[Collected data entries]

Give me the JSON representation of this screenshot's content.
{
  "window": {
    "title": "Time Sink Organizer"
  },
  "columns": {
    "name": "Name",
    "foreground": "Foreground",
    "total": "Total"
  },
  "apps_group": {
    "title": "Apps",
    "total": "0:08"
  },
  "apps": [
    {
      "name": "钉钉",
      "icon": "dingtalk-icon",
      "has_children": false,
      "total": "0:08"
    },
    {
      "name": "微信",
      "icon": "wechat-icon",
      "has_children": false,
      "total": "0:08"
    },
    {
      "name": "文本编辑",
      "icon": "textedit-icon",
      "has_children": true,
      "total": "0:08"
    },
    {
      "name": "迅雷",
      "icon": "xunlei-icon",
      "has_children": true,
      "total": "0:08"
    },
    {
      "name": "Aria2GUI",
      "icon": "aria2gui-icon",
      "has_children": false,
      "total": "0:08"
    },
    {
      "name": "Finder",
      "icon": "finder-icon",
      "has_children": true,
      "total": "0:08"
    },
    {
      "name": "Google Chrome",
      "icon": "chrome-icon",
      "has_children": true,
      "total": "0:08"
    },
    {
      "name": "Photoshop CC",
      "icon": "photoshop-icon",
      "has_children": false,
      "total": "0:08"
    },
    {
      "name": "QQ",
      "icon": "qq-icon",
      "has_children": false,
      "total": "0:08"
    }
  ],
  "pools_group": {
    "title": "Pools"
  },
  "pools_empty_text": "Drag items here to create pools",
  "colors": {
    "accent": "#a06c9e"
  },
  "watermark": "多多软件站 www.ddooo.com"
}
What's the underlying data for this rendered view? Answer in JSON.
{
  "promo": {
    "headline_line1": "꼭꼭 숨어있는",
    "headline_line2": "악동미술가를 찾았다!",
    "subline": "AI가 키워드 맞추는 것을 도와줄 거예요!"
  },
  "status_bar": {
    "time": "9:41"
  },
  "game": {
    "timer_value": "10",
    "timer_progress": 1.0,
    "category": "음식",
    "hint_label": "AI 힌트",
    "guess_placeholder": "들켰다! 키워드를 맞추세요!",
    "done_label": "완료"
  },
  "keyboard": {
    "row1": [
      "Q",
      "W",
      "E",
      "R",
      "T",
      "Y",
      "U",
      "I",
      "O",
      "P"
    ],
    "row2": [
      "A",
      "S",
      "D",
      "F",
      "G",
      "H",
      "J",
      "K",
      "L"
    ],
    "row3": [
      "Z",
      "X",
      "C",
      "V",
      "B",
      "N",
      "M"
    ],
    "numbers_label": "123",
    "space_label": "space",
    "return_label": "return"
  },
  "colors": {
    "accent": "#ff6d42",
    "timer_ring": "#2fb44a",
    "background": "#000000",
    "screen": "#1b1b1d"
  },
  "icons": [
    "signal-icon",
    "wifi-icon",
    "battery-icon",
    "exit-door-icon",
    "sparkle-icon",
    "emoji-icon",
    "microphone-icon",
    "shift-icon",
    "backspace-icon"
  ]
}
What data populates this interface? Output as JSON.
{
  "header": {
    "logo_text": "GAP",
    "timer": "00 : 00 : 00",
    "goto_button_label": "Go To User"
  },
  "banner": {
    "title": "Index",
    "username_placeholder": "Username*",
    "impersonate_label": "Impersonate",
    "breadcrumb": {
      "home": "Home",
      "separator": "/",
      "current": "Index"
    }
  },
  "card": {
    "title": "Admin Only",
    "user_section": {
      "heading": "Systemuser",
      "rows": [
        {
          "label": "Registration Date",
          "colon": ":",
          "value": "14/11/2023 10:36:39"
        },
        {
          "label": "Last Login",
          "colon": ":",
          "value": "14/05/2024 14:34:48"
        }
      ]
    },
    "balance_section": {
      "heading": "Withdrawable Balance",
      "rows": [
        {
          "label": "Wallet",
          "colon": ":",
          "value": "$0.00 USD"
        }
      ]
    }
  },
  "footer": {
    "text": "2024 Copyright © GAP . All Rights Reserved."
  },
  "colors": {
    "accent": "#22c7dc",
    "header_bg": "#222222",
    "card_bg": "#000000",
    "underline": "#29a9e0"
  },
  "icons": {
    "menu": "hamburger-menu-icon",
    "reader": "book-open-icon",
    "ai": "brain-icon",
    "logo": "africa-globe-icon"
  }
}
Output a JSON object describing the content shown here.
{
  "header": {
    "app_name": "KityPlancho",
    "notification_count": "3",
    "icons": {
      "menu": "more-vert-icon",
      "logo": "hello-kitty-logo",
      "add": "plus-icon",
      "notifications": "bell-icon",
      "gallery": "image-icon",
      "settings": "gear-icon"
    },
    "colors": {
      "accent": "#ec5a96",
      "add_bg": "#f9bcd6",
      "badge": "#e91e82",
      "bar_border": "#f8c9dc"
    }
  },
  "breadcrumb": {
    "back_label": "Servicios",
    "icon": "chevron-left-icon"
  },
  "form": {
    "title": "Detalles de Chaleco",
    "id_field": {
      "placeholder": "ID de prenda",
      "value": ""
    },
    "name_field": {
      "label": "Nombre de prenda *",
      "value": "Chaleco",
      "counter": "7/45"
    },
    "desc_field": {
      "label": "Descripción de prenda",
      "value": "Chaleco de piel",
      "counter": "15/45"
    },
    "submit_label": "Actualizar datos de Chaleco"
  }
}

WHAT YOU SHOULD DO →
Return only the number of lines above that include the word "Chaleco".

RESULT →
4